In order to find out more about Corning, I made the trek this past weekend with the family to the Corning Museum of Glass in Corning, NY to learn more about the company’s history. It was a fascinating trip – worth the 4.5 hours’ drive in each direction. You can walk around a seamlessly endless variety of works-of-art based on glass and related materials. In addition you can see 15 minute shows on topics like hot glass where a glass design is made in front of your eyes. In addition there is a flameworking demo where you can see more glass made – but in this case the flame is handheld – not from an oven. The glass breaking demo was fascinating as well – you learn about why glass breaks and how it can be made more safely.

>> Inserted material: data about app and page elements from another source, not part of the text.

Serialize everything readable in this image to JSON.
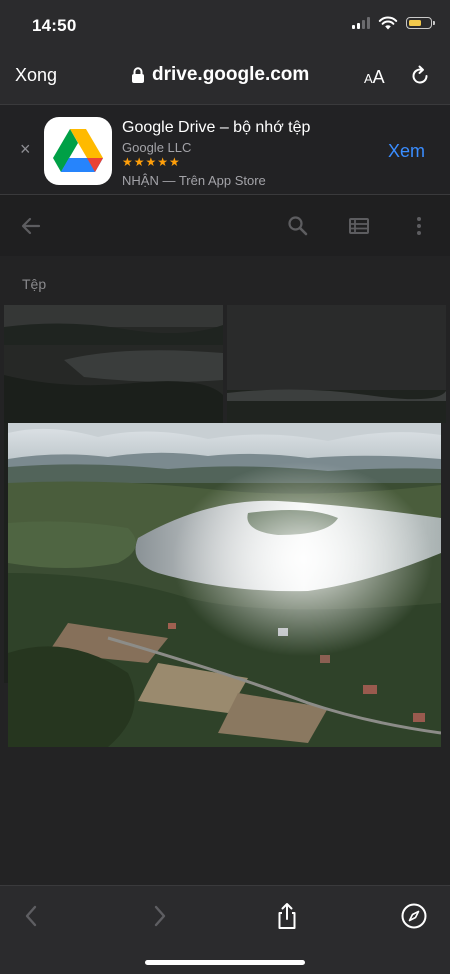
{
  "status_bar": {
    "time": "14:50",
    "battery_color": "#f2c94c"
  },
  "address_bar": {
    "done_label": "Xong",
    "url": "drive.google.com",
    "text_size_small": "A",
    "text_size_large": "A",
    "reload_icon": "reload-icon",
    "lock_icon": "lock-icon"
  },
  "app_banner": {
    "close_symbol": "×",
    "app_name": "Google Drive – bộ nhớ tệp",
    "developer": "Google LLC",
    "stars": "★★★★★",
    "store_line": "NHẬN — Trên App Store",
    "view_label": "Xem",
    "accent_color": "#3a8dff"
  },
  "drive_toolbar": {
    "icons": [
      "back-arrow-icon",
      "search-icon",
      "list-view-icon",
      "more-vert-icon"
    ]
  },
  "content": {
    "section_label": "Tệp"
  },
  "bottom_bar": {
    "icons": [
      "back-chevron-icon",
      "forward-chevron-icon",
      "share-icon",
      "compass-icon"
    ]
  }
}
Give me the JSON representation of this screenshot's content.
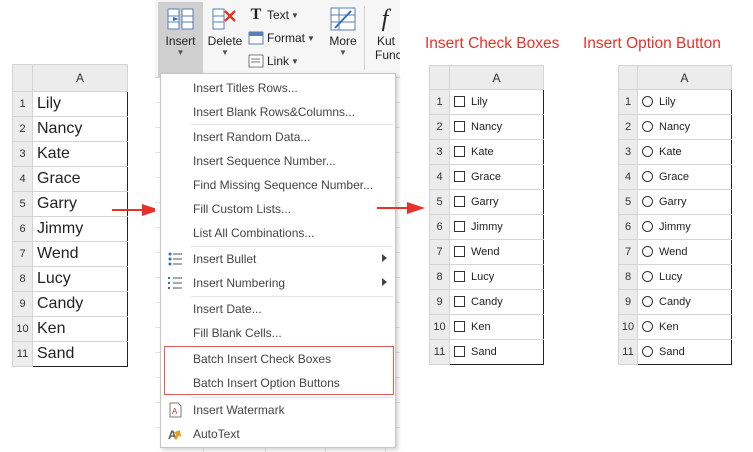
{
  "ribbon": {
    "insert_label": "Insert",
    "delete_label": "Delete",
    "text_label": "Text",
    "format_label": "Format",
    "link_label": "Link",
    "more_label": "More",
    "kutools_label_1": "Kut",
    "kutools_label_2": "Func"
  },
  "left_sheet": {
    "column": "A",
    "rows": [
      {
        "num": "1",
        "value": "Lily"
      },
      {
        "num": "2",
        "value": "Nancy"
      },
      {
        "num": "3",
        "value": "Kate"
      },
      {
        "num": "4",
        "value": "Grace"
      },
      {
        "num": "5",
        "value": "Garry"
      },
      {
        "num": "6",
        "value": "Jimmy"
      },
      {
        "num": "7",
        "value": "Wend"
      },
      {
        "num": "8",
        "value": "Lucy"
      },
      {
        "num": "9",
        "value": "Candy"
      },
      {
        "num": "10",
        "value": "Ken"
      },
      {
        "num": "11",
        "value": "Sand"
      }
    ]
  },
  "menu": {
    "items": [
      "Insert Titles Rows...",
      "Insert Blank Rows&Columns...",
      "Insert Random Data...",
      "Insert Sequence Number...",
      "Find Missing Sequence Number...",
      "Fill Custom Lists...",
      "List All Combinations...",
      "Insert Bullet",
      "Insert Numbering",
      "Insert Date...",
      "Fill Blank Cells...",
      "Batch Insert Check Boxes",
      "Batch Insert Option Buttons",
      "Insert Watermark",
      "AutoText"
    ]
  },
  "checkbox_sheet": {
    "caption": "Insert Check Boxes",
    "column": "A",
    "rows": [
      {
        "num": "1",
        "value": "Lily"
      },
      {
        "num": "2",
        "value": "Nancy"
      },
      {
        "num": "3",
        "value": "Kate"
      },
      {
        "num": "4",
        "value": "Grace"
      },
      {
        "num": "5",
        "value": "Garry"
      },
      {
        "num": "6",
        "value": "Jimmy"
      },
      {
        "num": "7",
        "value": "Wend"
      },
      {
        "num": "8",
        "value": "Lucy"
      },
      {
        "num": "9",
        "value": "Candy"
      },
      {
        "num": "10",
        "value": "Ken"
      },
      {
        "num": "11",
        "value": "Sand"
      }
    ]
  },
  "option_sheet": {
    "caption": "Insert Option Button",
    "column": "A",
    "rows": [
      {
        "num": "1",
        "value": "Lily"
      },
      {
        "num": "2",
        "value": "Nancy"
      },
      {
        "num": "3",
        "value": "Kate"
      },
      {
        "num": "4",
        "value": "Grace"
      },
      {
        "num": "5",
        "value": "Garry"
      },
      {
        "num": "6",
        "value": "Jimmy"
      },
      {
        "num": "7",
        "value": "Wend"
      },
      {
        "num": "8",
        "value": "Lucy"
      },
      {
        "num": "9",
        "value": "Candy"
      },
      {
        "num": "10",
        "value": "Ken"
      },
      {
        "num": "11",
        "value": "Sand"
      }
    ]
  },
  "colors": {
    "caption_red": "#e8312b",
    "arrow_red": "#e8312b",
    "highlight_border": "#e05a5a",
    "header_gray": "#ececec"
  },
  "icons": {
    "insert": "insert-cells-icon",
    "delete": "delete-cells-icon",
    "text": "text-icon",
    "format": "format-icon",
    "link": "link-icon",
    "more": "more-icon",
    "kutools": "function-icon",
    "bullet": "bullet-list-icon",
    "numbering": "numbered-list-icon",
    "watermark": "watermark-icon",
    "autotext": "autotext-icon",
    "arrow": "right-arrow-icon"
  }
}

In 15 minutes you can see how glass works of art are made
Finally the optical fiber demo did an amazing job of explaining in plain English the technology which is responsible for letting you see these words.
One of the interesting quotes from the museum wall
Of all I saw, most fascinating was Colladon’s Experiment (below) where you witness that light stays trapped in a stream of water due to internal reflection. The light escapes and becomes visible only when you break the surface tension of the water by doing something like letting a drop of water hit the stream. Once this happens, you can instantaneously see the hidden light. This is the same principle behind the fiber optics market and this discovery is one of the many which made the high-speed internet possible.
Vince Desparrois works full-time at the museum and I can’t imagine anyone explaining fiber optic technology in plain English better than him
Throughout the facility are videos and signs giving you a sneak peak into how glass became an essential part of WWII and also is used in telescopes, periscopes, microscopes and fiberglass insulation. You also get insight into how glass had to be developed for each of these applications and what became possible as a result. Most interesting of all were two common themes. Many of the inventions made by Corning scientists happened as a result of experiments but turned out to be accidental. I’m not taking anything away from these scientists mind you – just reiterating what they explained themselves.
Of course there are also lots of example such as the CRT-based TV where innovation came through sheer persistence. For example, allowing the development of rectangular glass which many said was impossible to make.
Moreover, many of the innovations the company created like optical fiber were invented before the market was really ready to embrace them.
The museum is great for techies and non-techies, adults and children. For an additional fee you can make your own glass work of art.
Sadly Gorilla Glass was what I hoped to see as part of the day but it was conspicuously absent. Thankfully I brought a smartphone and tablet with me to the museum so it really wasn’t missed.